Making Your House into an Art Gallery

I’ve been collecting fine art for 30 years. I buy mostly signed limited editions consisting of lithographs, prints, serigraphs, etchings, and giclees. These are art terms for reproductions, usually created from original paintings by the artist. He or she, in turn, supervises the print-making process and then signs and numbers the prints. These results become what is known as original reproductions. Because an original Picasso or Chagall can fetch a million dollars, this method is the most common way an average person can afford their work.

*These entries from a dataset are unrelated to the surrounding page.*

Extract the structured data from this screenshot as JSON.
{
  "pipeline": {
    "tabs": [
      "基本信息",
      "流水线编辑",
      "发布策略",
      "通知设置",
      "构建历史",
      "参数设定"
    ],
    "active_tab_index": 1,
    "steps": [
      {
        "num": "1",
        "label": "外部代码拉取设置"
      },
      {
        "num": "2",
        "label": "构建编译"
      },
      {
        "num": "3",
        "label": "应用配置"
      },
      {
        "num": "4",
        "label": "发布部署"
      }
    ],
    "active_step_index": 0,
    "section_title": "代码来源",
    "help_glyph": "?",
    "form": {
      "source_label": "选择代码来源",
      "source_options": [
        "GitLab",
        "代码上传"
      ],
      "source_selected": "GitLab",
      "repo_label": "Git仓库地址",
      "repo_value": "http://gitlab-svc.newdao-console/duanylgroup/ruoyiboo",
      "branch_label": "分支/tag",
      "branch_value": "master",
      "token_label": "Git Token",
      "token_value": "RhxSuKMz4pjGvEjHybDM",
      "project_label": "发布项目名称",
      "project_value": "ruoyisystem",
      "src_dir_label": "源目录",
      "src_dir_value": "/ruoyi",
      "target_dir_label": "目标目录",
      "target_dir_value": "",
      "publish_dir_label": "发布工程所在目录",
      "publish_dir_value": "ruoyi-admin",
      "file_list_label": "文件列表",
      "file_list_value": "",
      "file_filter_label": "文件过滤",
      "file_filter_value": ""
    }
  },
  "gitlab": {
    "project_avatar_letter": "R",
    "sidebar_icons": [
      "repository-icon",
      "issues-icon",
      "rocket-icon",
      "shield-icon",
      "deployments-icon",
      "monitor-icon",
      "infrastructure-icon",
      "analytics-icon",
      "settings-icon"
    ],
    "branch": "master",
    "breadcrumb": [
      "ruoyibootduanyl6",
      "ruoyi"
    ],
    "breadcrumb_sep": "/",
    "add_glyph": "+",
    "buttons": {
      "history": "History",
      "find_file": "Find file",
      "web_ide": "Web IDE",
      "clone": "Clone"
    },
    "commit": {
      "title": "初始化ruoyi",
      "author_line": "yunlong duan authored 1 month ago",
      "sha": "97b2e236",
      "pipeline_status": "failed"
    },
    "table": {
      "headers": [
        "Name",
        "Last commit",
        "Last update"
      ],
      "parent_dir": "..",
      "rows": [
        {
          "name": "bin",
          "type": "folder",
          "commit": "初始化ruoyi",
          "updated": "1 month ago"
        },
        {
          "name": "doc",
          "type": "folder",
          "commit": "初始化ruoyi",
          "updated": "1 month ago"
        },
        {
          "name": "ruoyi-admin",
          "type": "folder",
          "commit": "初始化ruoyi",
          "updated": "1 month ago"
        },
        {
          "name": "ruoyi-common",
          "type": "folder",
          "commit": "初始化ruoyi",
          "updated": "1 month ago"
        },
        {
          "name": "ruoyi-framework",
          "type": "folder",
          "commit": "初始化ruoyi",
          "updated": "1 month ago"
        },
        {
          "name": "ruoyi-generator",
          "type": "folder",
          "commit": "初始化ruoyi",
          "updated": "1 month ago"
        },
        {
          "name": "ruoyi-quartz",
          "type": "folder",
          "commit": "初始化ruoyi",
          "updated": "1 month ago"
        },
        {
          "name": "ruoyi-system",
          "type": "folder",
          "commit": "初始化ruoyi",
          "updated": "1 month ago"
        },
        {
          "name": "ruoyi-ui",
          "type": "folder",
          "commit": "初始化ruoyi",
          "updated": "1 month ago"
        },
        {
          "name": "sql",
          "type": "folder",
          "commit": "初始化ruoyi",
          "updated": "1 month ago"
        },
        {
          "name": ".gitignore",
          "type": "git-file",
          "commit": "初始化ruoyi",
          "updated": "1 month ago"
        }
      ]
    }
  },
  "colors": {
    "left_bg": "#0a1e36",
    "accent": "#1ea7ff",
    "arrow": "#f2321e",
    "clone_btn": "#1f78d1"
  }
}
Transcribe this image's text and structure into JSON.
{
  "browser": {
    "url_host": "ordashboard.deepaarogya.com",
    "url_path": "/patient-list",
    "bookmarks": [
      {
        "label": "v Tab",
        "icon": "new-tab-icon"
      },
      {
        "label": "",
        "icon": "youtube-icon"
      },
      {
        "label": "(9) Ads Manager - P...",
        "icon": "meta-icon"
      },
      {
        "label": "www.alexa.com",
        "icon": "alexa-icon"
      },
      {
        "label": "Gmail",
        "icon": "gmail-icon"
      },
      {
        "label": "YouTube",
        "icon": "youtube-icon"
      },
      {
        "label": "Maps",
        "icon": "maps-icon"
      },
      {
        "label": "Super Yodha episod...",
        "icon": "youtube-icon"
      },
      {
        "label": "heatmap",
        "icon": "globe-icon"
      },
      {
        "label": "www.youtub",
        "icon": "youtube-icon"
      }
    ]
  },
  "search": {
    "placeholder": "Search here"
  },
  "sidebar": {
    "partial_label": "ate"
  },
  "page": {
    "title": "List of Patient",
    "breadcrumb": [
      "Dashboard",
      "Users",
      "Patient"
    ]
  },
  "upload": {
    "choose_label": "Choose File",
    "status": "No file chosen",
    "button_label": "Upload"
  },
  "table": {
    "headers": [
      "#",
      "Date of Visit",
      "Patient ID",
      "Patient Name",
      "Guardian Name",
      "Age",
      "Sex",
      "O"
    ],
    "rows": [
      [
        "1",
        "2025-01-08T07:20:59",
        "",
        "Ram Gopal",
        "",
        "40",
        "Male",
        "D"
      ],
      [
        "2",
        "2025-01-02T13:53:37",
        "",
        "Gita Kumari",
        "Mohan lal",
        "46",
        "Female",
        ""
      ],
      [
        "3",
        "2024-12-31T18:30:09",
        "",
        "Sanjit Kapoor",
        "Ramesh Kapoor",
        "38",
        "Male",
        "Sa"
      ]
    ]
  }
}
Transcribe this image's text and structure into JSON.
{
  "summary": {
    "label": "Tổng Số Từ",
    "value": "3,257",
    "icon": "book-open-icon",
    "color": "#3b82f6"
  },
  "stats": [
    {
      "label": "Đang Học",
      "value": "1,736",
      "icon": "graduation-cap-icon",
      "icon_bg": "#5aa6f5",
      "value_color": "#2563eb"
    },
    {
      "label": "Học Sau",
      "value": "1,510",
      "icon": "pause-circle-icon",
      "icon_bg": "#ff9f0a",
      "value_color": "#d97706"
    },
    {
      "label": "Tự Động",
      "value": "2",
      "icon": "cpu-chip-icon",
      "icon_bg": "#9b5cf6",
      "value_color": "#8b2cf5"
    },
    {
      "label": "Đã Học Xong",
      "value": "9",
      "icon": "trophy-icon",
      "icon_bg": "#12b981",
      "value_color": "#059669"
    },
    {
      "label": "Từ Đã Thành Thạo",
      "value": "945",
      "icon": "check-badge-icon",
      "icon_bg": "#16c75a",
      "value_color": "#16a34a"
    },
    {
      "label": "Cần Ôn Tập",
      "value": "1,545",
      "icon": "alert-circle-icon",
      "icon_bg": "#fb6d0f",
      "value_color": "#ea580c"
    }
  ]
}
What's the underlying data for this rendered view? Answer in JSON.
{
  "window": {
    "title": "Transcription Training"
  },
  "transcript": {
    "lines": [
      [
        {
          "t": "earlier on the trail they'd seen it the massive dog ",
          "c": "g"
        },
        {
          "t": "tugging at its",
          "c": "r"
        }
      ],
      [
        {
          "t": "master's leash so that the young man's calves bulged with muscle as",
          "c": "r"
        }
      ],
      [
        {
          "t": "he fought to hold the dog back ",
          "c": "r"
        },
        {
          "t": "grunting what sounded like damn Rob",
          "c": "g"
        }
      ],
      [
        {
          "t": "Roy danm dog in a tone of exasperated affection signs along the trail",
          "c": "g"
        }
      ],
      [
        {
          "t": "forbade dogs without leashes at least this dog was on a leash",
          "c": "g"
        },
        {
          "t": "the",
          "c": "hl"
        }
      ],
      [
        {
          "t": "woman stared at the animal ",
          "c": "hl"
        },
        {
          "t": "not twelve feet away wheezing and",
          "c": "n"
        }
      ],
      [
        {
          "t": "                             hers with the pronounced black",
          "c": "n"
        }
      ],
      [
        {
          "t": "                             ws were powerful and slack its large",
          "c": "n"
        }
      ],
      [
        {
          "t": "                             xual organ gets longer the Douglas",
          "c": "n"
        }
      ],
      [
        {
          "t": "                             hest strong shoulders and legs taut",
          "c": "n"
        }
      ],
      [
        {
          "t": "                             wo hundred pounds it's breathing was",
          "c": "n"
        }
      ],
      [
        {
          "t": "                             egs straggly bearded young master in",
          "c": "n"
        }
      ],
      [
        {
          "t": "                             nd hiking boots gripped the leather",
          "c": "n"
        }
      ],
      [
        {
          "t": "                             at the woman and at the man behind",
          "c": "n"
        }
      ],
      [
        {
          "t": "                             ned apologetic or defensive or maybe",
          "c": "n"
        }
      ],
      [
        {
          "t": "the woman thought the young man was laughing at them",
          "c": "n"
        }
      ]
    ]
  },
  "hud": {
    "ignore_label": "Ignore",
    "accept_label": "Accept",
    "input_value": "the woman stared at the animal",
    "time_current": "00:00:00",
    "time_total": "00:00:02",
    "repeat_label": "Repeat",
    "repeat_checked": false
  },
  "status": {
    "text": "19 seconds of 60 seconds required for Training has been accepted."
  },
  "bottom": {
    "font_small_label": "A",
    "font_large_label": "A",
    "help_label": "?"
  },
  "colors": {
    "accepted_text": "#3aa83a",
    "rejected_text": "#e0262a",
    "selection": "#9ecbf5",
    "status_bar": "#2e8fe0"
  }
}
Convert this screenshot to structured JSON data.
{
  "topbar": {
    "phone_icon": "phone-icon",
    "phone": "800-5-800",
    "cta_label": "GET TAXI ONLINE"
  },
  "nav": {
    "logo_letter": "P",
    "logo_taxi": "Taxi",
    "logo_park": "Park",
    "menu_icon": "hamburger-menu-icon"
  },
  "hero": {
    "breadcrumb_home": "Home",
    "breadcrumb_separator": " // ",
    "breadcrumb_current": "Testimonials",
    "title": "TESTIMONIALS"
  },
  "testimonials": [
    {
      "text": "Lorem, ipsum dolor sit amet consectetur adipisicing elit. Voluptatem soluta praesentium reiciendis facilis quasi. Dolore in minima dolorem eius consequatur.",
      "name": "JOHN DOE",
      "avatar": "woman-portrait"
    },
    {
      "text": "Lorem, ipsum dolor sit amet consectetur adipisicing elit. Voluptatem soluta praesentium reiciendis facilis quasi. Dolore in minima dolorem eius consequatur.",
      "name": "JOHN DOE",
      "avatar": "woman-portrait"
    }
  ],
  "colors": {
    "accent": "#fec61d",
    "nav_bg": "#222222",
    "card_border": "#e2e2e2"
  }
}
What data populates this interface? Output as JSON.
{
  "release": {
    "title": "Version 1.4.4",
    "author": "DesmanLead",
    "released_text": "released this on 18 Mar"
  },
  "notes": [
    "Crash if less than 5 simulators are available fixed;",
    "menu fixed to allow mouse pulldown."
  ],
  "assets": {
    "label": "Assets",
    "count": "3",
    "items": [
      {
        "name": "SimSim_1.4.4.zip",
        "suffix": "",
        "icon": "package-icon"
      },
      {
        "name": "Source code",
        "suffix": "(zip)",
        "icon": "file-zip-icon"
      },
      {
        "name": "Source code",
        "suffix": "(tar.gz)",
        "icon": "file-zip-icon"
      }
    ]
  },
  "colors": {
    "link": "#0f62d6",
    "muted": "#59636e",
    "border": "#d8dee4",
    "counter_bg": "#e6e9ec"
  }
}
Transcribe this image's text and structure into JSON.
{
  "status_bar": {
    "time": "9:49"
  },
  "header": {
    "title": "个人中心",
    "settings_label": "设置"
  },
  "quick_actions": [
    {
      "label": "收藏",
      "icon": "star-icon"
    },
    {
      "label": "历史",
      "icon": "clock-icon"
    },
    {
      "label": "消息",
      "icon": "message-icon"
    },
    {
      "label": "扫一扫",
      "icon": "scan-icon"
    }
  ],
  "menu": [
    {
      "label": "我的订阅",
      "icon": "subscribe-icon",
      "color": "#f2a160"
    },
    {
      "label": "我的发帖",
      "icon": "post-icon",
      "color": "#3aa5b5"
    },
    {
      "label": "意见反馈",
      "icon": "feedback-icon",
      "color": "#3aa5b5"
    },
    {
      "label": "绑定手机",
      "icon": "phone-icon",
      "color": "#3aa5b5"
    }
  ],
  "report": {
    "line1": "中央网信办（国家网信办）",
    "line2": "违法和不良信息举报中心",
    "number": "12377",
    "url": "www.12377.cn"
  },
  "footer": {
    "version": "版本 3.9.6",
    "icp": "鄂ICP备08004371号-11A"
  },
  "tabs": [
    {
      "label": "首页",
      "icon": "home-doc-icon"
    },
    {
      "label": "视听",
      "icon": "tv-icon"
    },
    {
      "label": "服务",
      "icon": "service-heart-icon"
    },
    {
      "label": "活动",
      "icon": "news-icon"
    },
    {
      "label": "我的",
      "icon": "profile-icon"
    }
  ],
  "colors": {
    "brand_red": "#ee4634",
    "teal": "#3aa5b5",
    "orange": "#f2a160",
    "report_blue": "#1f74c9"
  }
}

For example, very few can buy a Rembrandt painting and his etchings are now long gone because the plates from the 1600’s that made them were never designed to last long. So Durand, a master etcher in the mid-1800’s recreated his own plates from the originals and therefore we have Rembrandts after Durand. Those type of prints are relatively affordable and can be purchased by the masses. But the modern artists of today recognize the power of lithography and make 1000’s of copies available to the general public. That’s where you and I benefit. We can gather a collection of plate-signed Picassos for very little. Add in various posters and you have a plethora of opportunities. Frame them up and you can form a “Gallery Chez Vous” in your own home.

If, however, you want to invest in more collectible pieces, you’ll need to fork over a tidy sum to purchase the “hand-signed” versions. Because of the value of the autographs alone, the signed artwork will be priced accordingly. The more rare or “hot” the artist, the higher the premium for the signed edition. Also, the smaller the number of printed pieces, the greater the value. But check eBay and the other Internet sites for the best prices. It’s a very competitive place online and you can pick up some amazing deals. Pay the least you can for what’s available or offer a low bid when possible. Buy what you like and what looks good, rather than something more valuable that you hate.

Another tip. Lithographs are the least expensive type of print but modern printing processes have made them almost indistinguishable from other types of high-priced prints. So bypass the aquatints and etchings and shoot for the “lithos.” Also try to buy pre-framed pieces to save even more money. Framing can be expensive. Finally, don’t be afraid to buy the lesser-known artists if the art is appealing. Unless you are totally into investment grade, art is art. There are many Picassos I can’t stand but I love the Disney cartoon cels. Buy what you like and decorate the walls of your house with the beauty of art for an amount you can afford. It will bring you great pleasure and joy over the years. And if you decide to change houses, it all goes with you. That’s right, it can even be a moving experience.